The problem with loading modern film in a IIIf seems to be the film catching on the pressure plate or film gate. To avoid this without cutting the film for a longer tounge, first attach the film to the take-up spool. Insert two business cards fully in the camera bottom, and slide cartridge and spool into the camera with the film between the cards. The cards will guide the film past the pressure plate and film gate. Remove the cards and wind the film a bit to see if the sprocket engages the film sprocket holes. If so, close the bottom and take up the slack in the rewind knob. The rewind knob should turn when you advance the film, like your Pentax. With practice this isn't as hard as it sounds. I've done it while driving a car on a rush job. If I was still using a IIIf I'd use a couple pieces of sheet film instead of business cards.
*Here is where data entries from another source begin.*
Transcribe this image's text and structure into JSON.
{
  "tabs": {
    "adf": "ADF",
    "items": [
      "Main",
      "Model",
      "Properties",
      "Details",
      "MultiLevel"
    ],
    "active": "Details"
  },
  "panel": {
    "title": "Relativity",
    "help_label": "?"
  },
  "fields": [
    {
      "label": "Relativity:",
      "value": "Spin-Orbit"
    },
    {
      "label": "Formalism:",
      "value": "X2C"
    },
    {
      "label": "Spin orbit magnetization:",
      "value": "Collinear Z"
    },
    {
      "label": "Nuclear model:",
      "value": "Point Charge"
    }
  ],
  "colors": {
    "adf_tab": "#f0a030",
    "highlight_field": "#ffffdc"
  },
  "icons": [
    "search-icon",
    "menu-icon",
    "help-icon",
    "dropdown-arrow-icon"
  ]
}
There are many fine lenses available for the IIIf, should repairs to your lens be too expensive. I've used one Summicron for maybe 35 years. One of the sharpest lenses I ever tested in a quick and crude, but critical, test was the 50mm f/2.8 Elmar. The 50mm f/3.5 Elmar was well regarded in its day, but those two faster lenses were better. The f/3.5 Elmar does make the IIIf easy to carry in a pocket, and the f/2.8 Elmar isn't much thicker. I've also used Canon and Nikkor lenses. Most were good for their time.
I second the recommendation to get Morgan & Lester's Leica Manual, 12th or later edition. The major online book resellers and perhaps ebay should have copies. There were several Leica manuals by other authors, but the Morgan & Lester book may be the best.